__App and web page records__

+---+

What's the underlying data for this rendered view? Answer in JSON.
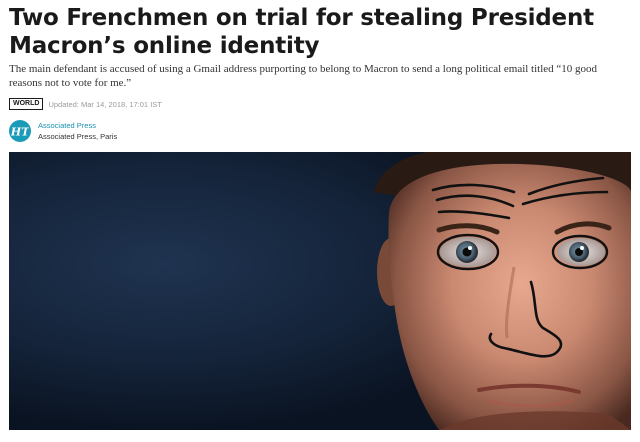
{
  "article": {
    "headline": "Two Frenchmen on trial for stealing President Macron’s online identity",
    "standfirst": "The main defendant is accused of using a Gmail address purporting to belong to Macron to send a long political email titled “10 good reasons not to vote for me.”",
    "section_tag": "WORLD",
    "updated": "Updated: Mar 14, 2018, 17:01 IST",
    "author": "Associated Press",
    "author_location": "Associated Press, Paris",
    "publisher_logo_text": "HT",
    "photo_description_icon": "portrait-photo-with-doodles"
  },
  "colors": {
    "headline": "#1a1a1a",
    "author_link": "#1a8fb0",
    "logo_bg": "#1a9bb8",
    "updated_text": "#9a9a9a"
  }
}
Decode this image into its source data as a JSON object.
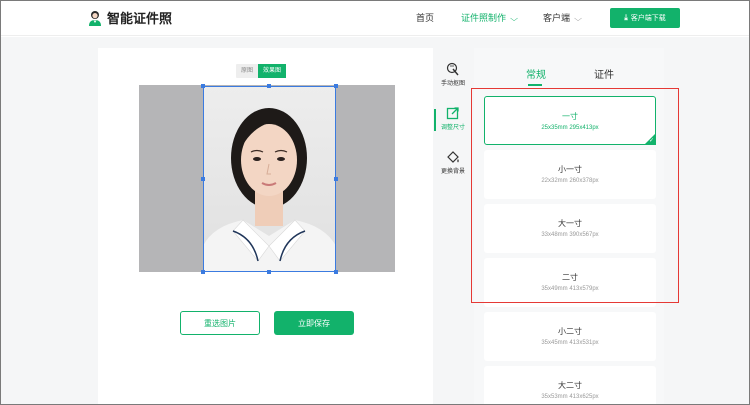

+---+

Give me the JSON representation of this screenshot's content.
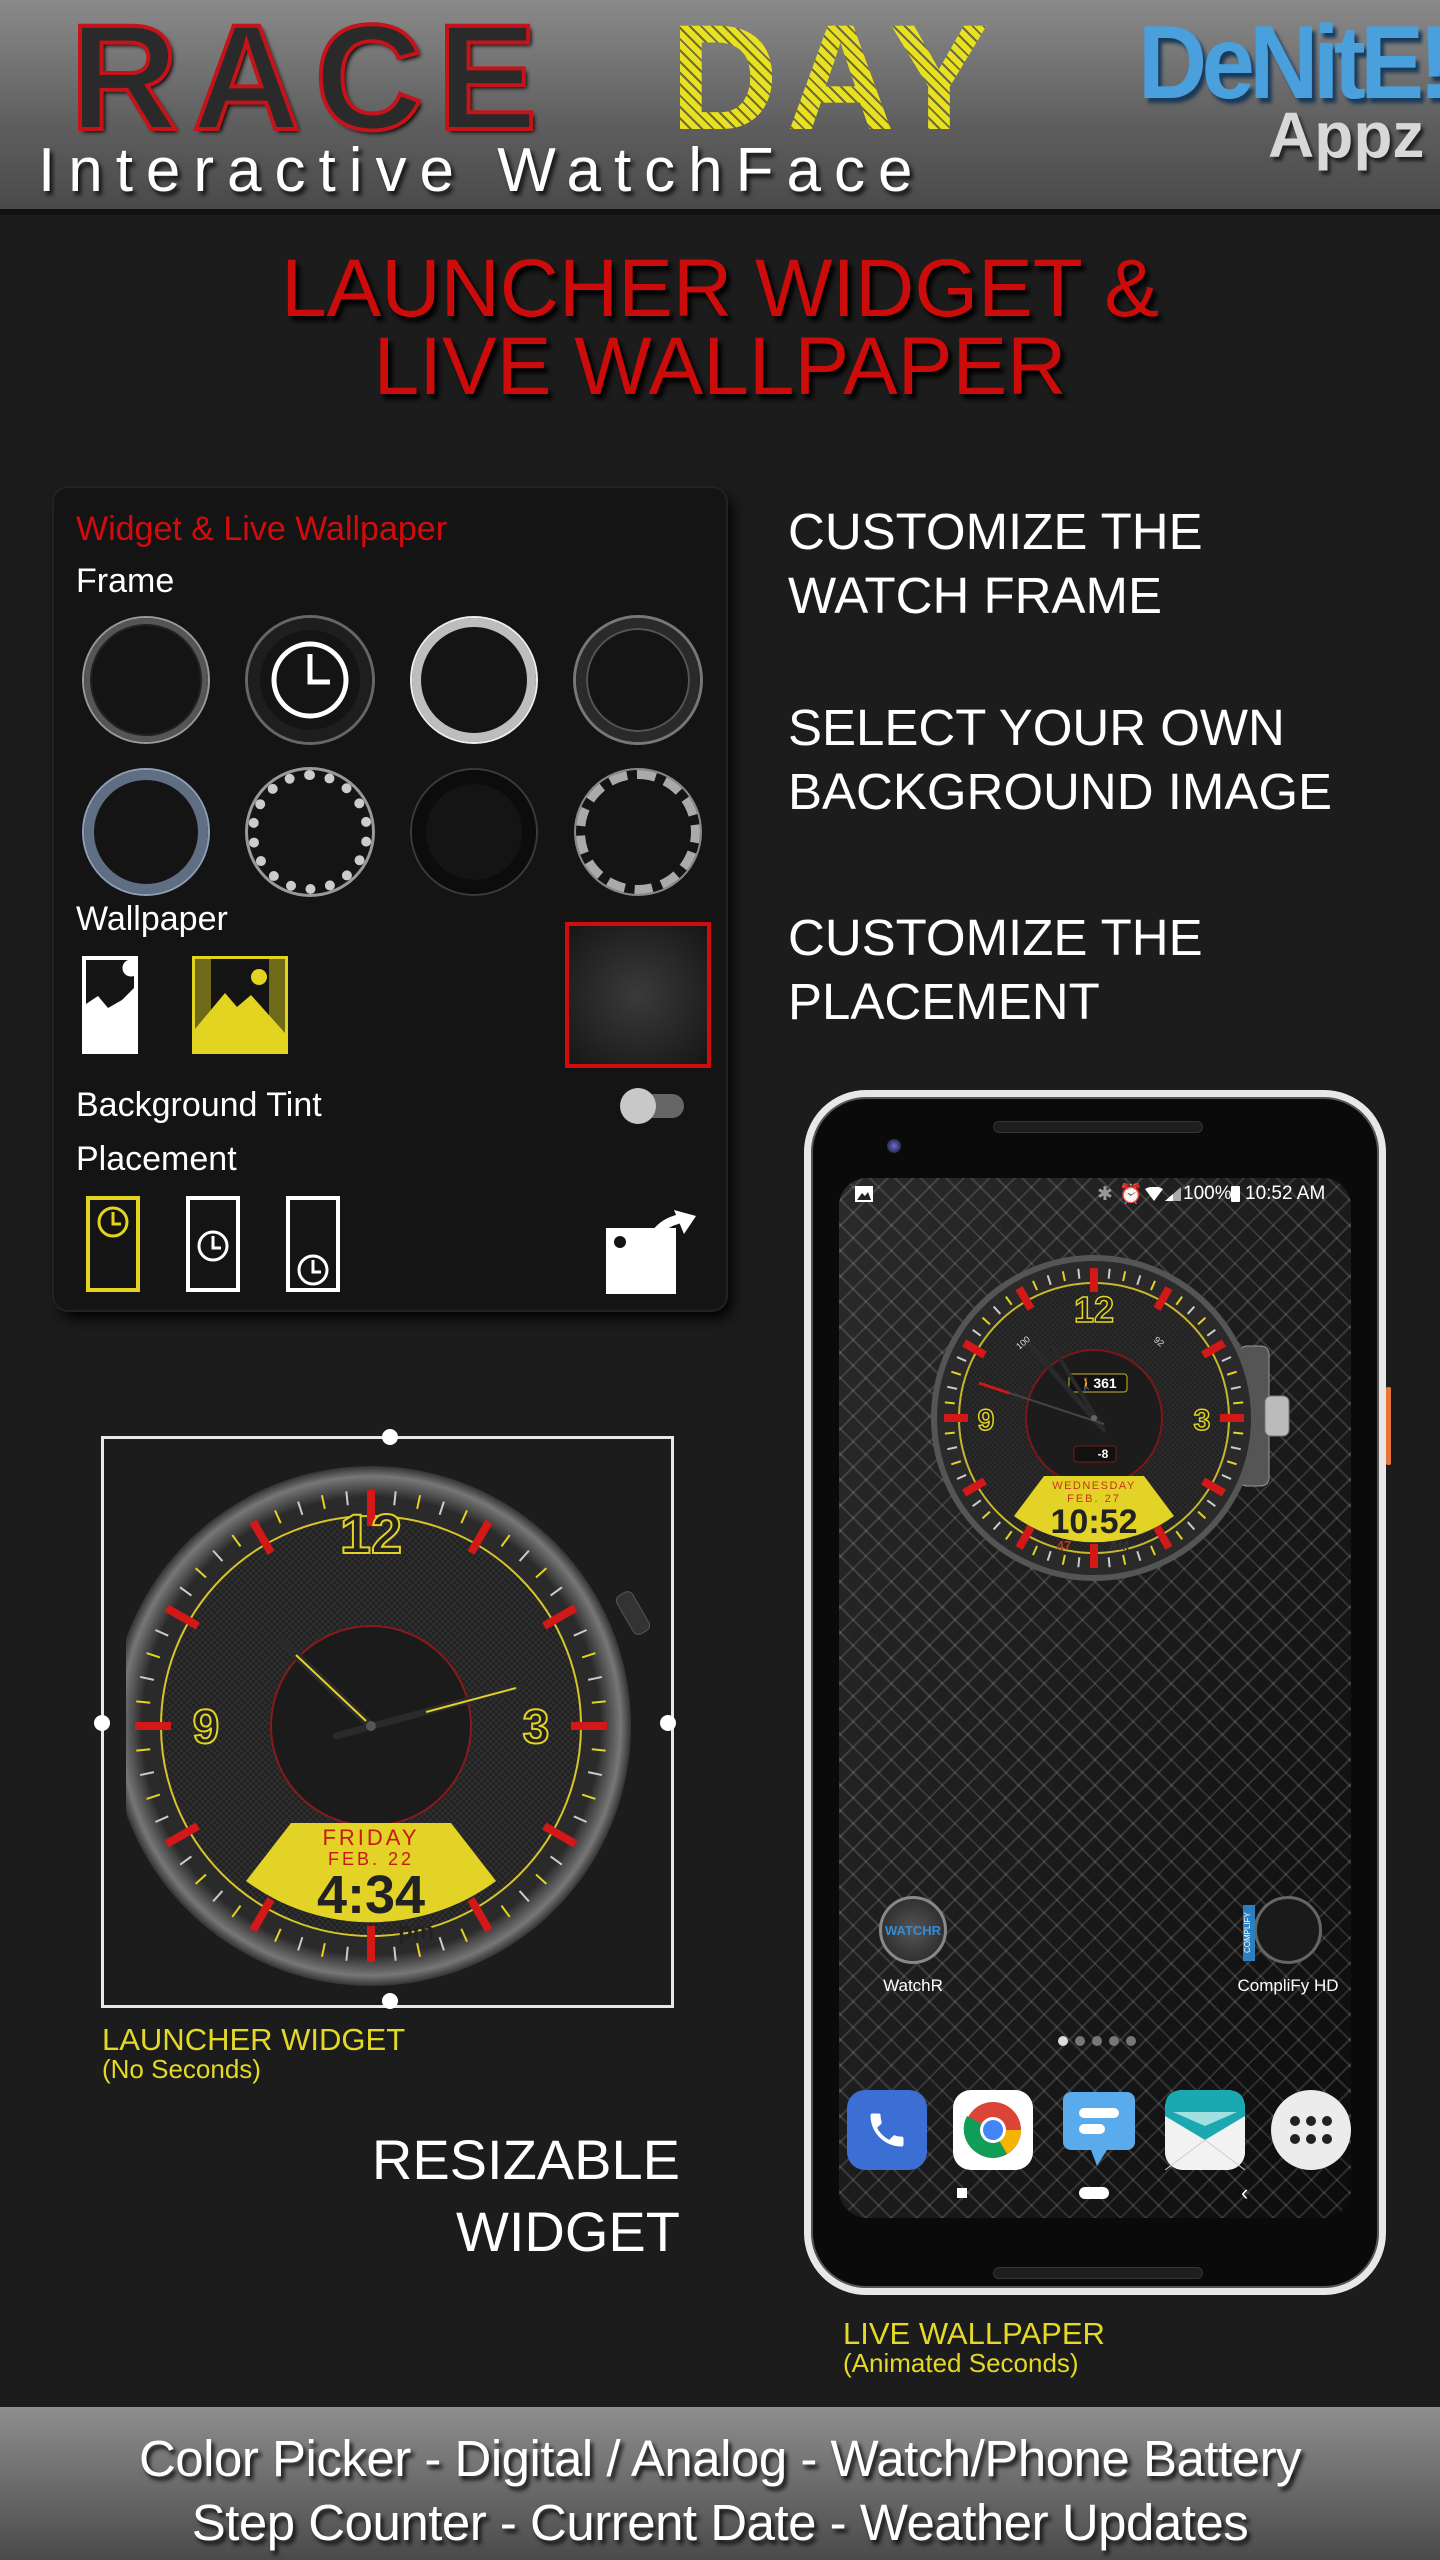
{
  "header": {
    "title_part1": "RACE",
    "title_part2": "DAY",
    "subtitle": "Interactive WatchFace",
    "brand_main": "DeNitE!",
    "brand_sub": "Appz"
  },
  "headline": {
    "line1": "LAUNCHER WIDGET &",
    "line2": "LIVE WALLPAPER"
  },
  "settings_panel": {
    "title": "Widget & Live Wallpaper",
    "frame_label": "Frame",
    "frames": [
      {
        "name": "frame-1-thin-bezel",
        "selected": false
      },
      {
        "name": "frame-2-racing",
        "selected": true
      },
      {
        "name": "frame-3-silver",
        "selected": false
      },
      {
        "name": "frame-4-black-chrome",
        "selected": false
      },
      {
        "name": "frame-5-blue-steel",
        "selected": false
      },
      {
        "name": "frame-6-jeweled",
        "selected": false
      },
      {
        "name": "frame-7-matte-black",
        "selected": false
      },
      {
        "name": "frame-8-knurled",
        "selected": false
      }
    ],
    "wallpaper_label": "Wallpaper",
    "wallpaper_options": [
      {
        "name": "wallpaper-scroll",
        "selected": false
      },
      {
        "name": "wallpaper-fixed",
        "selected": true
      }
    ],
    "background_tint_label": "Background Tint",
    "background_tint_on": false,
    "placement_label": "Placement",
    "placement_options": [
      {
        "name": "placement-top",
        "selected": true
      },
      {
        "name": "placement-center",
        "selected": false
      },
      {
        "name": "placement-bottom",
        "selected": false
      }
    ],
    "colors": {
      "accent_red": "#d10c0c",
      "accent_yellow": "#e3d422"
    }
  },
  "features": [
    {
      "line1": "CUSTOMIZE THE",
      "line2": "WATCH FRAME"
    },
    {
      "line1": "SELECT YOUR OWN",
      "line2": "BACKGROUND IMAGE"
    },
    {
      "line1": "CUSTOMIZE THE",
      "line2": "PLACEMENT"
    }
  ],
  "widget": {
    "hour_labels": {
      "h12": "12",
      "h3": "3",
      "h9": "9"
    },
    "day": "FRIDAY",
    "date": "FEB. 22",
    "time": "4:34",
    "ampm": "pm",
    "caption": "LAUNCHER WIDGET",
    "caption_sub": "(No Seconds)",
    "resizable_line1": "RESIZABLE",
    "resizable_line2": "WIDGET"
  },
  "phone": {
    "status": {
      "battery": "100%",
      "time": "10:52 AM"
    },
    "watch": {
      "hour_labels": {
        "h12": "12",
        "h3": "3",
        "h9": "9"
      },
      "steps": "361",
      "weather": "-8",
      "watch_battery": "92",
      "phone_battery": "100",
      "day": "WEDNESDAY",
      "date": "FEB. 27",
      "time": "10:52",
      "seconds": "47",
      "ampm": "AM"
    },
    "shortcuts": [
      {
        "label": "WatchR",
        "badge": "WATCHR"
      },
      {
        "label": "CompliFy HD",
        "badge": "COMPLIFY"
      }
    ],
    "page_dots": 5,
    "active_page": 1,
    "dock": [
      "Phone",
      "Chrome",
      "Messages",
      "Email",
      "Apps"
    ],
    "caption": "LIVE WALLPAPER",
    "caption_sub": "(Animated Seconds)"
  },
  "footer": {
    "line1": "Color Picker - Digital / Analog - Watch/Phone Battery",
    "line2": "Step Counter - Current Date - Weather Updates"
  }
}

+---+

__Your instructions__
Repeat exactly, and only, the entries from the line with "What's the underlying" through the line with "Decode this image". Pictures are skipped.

__Response area__
What's the underlying data for this rendered view? Answer in JSON.
{
  "article": {
    "headline": "Two Frenchmen on trial for stealing President Macron’s online identity",
    "standfirst": "The main defendant is accused of using a Gmail address purporting to belong to Macron to send a long political email titled “10 good reasons not to vote for me.”",
    "section_tag": "WORLD",
    "updated": "Updated: Mar 14, 2018, 17:01 IST",
    "author": "Associated Press",
    "author_location": "Associated Press, Paris",
    "publisher_logo_text": "HT",
    "photo_description_icon": "portrait-photo-with-doodles"
  },
  "colors": {
    "headline": "#1a1a1a",
    "author_link": "#1a8fb0",
    "logo_bg": "#1a9bb8",
    "updated_text": "#9a9a9a"
  }
}
Decode this image into its source data as a JSON object.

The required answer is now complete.